2. Of the redemption of man.
3. Of the gratitude due from man (duties, etc.).

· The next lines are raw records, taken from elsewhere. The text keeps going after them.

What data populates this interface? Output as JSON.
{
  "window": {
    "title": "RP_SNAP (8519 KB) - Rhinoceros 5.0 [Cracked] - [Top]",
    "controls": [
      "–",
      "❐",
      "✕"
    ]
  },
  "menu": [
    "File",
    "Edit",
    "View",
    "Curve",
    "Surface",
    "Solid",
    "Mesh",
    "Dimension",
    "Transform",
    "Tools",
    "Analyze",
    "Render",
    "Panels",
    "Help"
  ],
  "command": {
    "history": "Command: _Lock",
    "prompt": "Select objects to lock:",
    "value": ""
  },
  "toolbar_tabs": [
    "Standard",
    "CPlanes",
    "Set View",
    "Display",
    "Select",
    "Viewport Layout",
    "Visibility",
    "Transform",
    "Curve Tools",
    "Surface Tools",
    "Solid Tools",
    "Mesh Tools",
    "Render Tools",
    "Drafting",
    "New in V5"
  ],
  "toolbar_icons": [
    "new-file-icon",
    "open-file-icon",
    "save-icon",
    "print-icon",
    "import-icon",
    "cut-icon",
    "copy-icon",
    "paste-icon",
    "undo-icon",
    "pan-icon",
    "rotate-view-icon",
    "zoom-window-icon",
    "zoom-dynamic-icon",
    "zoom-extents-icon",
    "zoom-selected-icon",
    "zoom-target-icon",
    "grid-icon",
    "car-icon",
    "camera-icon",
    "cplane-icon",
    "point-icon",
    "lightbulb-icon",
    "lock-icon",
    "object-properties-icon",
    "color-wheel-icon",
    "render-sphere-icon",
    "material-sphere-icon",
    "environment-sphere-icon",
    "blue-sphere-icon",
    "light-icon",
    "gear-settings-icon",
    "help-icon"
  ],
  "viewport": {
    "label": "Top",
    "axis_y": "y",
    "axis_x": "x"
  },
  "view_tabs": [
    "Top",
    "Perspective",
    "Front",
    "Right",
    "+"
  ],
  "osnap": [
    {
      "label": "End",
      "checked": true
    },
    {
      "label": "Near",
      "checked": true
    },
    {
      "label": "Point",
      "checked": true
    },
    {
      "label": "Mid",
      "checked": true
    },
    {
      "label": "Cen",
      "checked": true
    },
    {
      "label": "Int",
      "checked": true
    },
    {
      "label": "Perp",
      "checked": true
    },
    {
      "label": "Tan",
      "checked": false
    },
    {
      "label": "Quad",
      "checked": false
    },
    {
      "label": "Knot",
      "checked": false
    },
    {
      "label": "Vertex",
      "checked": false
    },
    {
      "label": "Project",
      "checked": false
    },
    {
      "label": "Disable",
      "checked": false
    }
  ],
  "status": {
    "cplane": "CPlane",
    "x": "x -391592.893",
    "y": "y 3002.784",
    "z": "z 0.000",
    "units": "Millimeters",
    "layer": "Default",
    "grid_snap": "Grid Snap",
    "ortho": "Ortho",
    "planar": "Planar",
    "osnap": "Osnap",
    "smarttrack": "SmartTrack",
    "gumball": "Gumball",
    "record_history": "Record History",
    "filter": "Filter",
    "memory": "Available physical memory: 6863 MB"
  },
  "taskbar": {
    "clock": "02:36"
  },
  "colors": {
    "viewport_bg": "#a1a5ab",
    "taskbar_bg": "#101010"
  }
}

The arrangement of the matter is admirable, looking not simply to logical order, but also to practical edification. The book is not simply dogmatic, but devotional. It assumes that all who use it are Christians, and is thus not adapted for missionary work. As to the theology taught by the book, it is, in the main, that of pure evangelical Protestantism. On the doctrine of predestination it is so reticent that it was opposed, on the one hand, by the Synod of Dort, the most extreme Calvinistic body perhaps ever assembled, and, on the other (though not without qualification), by James Arminius, the greatest of all the opponents of Calvinism. On the nature of the sacraments the Catechism is Calvinistic, as opposed to the Lutheran doctrine. Dr. Heppe (deutscher Protestantismus, 1, 443 sq.) goes too far in asserting that the Catechism is thoroughly Melancthonian, and in no sense Calvinistic. Sudhoff answers this in his article in Herzog's Real- Encyklopadie, 5, 658 sq.; but he himself goes too far, on the other side, in finding that the Calvinistic theory of predestination, though not expressly stated, is implied and involved in the view of Sin and grace set forth in the Catechism (see Gerhart's article in the Tercentenary Monument, p. 387 sq., and also his statement in this Cyclopaedia, 3, 827). Olevianus, it will be remembered, was educated under the influence of Calvin; Ursinus under that of Melancthon. Dr. Schaff remarks judiciously that "the Catechism is a true expression of the convictions of its authors; but it communicates only so much of these as is in harmony with the public faith of the Church, and observes a certain reticence or reservation and moderation on such doctrines (as the twofold predestination), which belong rather to scientific theology and private conviction than to a public Church confession and the instruction of youth" (American Presb. Review, July, 1863, p. 371).